#### Supplied information

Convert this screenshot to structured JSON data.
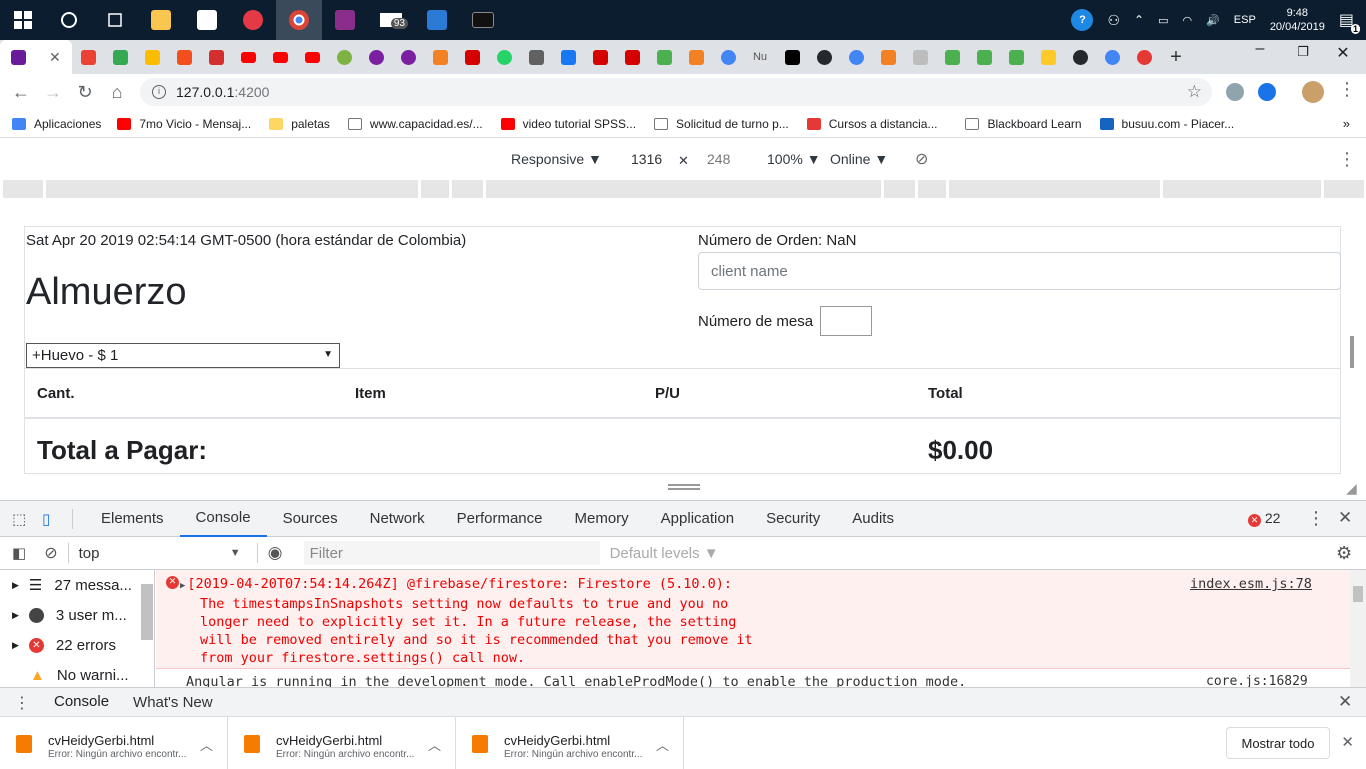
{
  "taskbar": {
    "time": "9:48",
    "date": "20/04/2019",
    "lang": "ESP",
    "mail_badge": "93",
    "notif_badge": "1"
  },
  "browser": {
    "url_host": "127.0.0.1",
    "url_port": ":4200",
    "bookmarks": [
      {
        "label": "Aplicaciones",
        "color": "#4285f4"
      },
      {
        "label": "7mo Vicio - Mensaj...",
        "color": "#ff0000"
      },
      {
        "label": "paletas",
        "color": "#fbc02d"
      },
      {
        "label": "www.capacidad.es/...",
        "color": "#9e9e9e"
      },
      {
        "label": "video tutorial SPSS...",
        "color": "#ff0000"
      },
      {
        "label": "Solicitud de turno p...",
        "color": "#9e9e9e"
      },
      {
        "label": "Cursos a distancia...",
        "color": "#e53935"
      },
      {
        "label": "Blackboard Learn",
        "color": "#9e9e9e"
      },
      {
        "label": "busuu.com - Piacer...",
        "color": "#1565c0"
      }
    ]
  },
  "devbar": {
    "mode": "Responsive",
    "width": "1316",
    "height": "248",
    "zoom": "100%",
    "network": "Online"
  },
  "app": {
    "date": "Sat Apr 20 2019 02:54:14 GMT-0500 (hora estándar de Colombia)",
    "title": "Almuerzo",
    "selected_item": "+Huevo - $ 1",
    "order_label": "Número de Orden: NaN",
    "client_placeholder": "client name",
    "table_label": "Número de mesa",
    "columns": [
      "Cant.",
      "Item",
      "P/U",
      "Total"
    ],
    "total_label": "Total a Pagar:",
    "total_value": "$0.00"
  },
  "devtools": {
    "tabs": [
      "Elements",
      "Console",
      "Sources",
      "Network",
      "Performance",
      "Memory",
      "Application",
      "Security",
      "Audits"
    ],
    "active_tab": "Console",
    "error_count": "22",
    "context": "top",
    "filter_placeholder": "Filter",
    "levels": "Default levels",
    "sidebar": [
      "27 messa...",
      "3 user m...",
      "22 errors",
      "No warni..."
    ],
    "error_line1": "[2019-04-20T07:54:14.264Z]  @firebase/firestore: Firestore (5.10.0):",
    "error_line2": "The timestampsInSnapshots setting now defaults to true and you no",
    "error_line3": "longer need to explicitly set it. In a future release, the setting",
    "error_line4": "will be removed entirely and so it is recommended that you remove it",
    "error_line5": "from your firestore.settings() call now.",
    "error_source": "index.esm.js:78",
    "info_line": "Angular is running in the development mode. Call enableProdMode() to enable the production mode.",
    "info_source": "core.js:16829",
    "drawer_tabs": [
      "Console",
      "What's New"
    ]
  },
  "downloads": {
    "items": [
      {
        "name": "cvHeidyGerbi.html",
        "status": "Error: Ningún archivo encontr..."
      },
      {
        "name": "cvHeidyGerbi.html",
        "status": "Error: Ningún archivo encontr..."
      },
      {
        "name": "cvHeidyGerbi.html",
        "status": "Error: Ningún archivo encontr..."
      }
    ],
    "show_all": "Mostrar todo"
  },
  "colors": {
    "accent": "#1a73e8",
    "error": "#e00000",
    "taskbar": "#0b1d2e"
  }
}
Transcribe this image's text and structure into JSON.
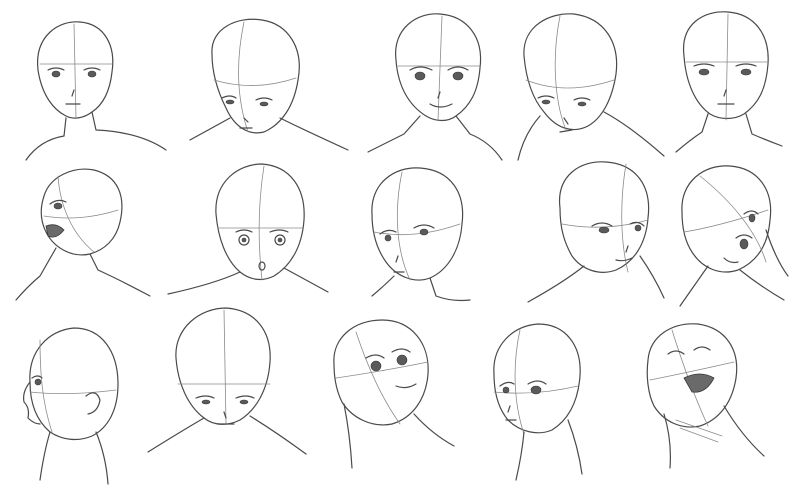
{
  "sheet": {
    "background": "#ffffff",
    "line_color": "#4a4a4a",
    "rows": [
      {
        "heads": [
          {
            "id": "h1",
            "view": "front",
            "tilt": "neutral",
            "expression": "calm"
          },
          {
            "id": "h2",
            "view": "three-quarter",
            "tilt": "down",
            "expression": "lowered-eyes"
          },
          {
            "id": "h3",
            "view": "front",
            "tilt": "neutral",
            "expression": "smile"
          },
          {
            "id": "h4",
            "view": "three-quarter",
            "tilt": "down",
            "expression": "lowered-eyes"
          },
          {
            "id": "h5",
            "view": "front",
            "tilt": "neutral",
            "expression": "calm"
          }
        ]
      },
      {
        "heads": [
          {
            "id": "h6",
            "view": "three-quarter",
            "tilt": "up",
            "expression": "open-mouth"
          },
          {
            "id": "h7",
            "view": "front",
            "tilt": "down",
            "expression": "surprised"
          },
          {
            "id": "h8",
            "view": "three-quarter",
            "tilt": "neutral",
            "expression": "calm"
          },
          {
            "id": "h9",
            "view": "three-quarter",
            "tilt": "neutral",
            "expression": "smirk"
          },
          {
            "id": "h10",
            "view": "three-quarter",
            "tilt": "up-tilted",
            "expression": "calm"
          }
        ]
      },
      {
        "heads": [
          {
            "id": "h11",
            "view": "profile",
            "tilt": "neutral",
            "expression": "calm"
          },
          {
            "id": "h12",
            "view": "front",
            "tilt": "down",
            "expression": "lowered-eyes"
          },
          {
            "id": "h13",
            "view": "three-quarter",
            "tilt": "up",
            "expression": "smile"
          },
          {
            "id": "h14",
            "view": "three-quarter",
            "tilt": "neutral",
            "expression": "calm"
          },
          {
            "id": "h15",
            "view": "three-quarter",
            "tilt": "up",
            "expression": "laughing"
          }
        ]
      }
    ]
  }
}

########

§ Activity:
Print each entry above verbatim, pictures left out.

§ Task result:
Convert this screenshot to structured JSON data.
{
  "taskbar": {
    "time": "9:48",
    "date": "20/04/2019",
    "lang": "ESP",
    "mail_badge": "93",
    "notif_badge": "1"
  },
  "browser": {
    "url_host": "127.0.0.1",
    "url_port": ":4200",
    "bookmarks": [
      {
        "label": "Aplicaciones",
        "color": "#4285f4"
      },
      {
        "label": "7mo Vicio - Mensaj...",
        "color": "#ff0000"
      },
      {
        "label": "paletas",
        "color": "#fbc02d"
      },
      {
        "label": "www.capacidad.es/...",
        "color": "#9e9e9e"
      },
      {
        "label": "video tutorial SPSS...",
        "color": "#ff0000"
      },
      {
        "label": "Solicitud de turno p...",
        "color": "#9e9e9e"
      },
      {
        "label": "Cursos a distancia...",
        "color": "#e53935"
      },
      {
        "label": "Blackboard Learn",
        "color": "#9e9e9e"
      },
      {
        "label": "busuu.com - Piacer...",
        "color": "#1565c0"
      }
    ]
  },
  "devbar": {
    "mode": "Responsive",
    "width": "1316",
    "height": "248",
    "zoom": "100%",
    "network": "Online"
  },
  "app": {
    "date": "Sat Apr 20 2019 02:54:14 GMT-0500 (hora estándar de Colombia)",
    "title": "Almuerzo",
    "selected_item": "+Huevo - $ 1",
    "order_label": "Número de Orden: NaN",
    "client_placeholder": "client name",
    "table_label": "Número de mesa",
    "columns": [
      "Cant.",
      "Item",
      "P/U",
      "Total"
    ],
    "total_label": "Total a Pagar:",
    "total_value": "$0.00"
  },
  "devtools": {
    "tabs": [
      "Elements",
      "Console",
      "Sources",
      "Network",
      "Performance",
      "Memory",
      "Application",
      "Security",
      "Audits"
    ],
    "active_tab": "Console",
    "error_count": "22",
    "context": "top",
    "filter_placeholder": "Filter",
    "levels": "Default levels",
    "sidebar": [
      "27 messa...",
      "3 user m...",
      "22 errors",
      "No warni..."
    ],
    "error_line1": "[2019-04-20T07:54:14.264Z]  @firebase/firestore: Firestore (5.10.0):",
    "error_line2": "The timestampsInSnapshots setting now defaults to true and you no",
    "error_line3": "longer need to explicitly set it. In a future release, the setting",
    "error_line4": "will be removed entirely and so it is recommended that you remove it",
    "error_line5": "from your firestore.settings() call now.",
    "error_source": "index.esm.js:78",
    "info_line": "Angular is running in the development mode. Call enableProdMode() to enable the production mode.",
    "info_source": "core.js:16829",
    "drawer_tabs": [
      "Console",
      "What's New"
    ]
  },
  "downloads": {
    "items": [
      {
        "name": "cvHeidyGerbi.html",
        "status": "Error: Ningún archivo encontr..."
      },
      {
        "name": "cvHeidyGerbi.html",
        "status": "Error: Ningún archivo encontr..."
      },
      {
        "name": "cvHeidyGerbi.html",
        "status": "Error: Ningún archivo encontr..."
      }
    ],
    "show_all": "Mostrar todo"
  },
  "colors": {
    "accent": "#1a73e8",
    "error": "#e00000",
    "taskbar": "#0b1d2e"
  }
}
Transcribe this image's text and structure into JSON.
{
  "sheet": {
    "background": "#ffffff",
    "line_color": "#4a4a4a",
    "rows": [
      {
        "heads": [
          {
            "id": "h1",
            "view": "front",
            "tilt": "neutral",
            "expression": "calm"
          },
          {
            "id": "h2",
            "view": "three-quarter",
            "tilt": "down",
            "expression": "lowered-eyes"
          },
          {
            "id": "h3",
            "view": "front",
            "tilt": "neutral",
            "expression": "smile"
          },
          {
            "id": "h4",
            "view": "three-quarter",
            "tilt": "down",
            "expression": "lowered-eyes"
          },
          {
            "id": "h5",
            "view": "front",
            "tilt": "neutral",
            "expression": "calm"
          }
        ]
      },
      {
        "heads": [
          {
            "id": "h6",
            "view": "three-quarter",
            "tilt": "up",
            "expression": "open-mouth"
          },
          {
            "id": "h7",
            "view": "front",
            "tilt": "down",
            "expression": "surprised"
          },
          {
            "id": "h8",
            "view": "three-quarter",
            "tilt": "neutral",
            "expression": "calm"
          },
          {
            "id": "h9",
            "view": "three-quarter",
            "tilt": "neutral",
            "expression": "smirk"
          },
          {
            "id": "h10",
            "view": "three-quarter",
            "tilt": "up-tilted",
            "expression": "calm"
          }
        ]
      },
      {
        "heads": [
          {
            "id": "h11",
            "view": "profile",
            "tilt": "neutral",
            "expression": "calm"
          },
          {
            "id": "h12",
            "view": "front",
            "tilt": "down",
            "expression": "lowered-eyes"
          },
          {
            "id": "h13",
            "view": "three-quarter",
            "tilt": "up",
            "expression": "smile"
          },
          {
            "id": "h14",
            "view": "three-quarter",
            "tilt": "neutral",
            "expression": "calm"
          },
          {
            "id": "h15",
            "view": "three-quarter",
            "tilt": "up",
            "expression": "laughing"
          }
        ]
      }
    ]
  }
}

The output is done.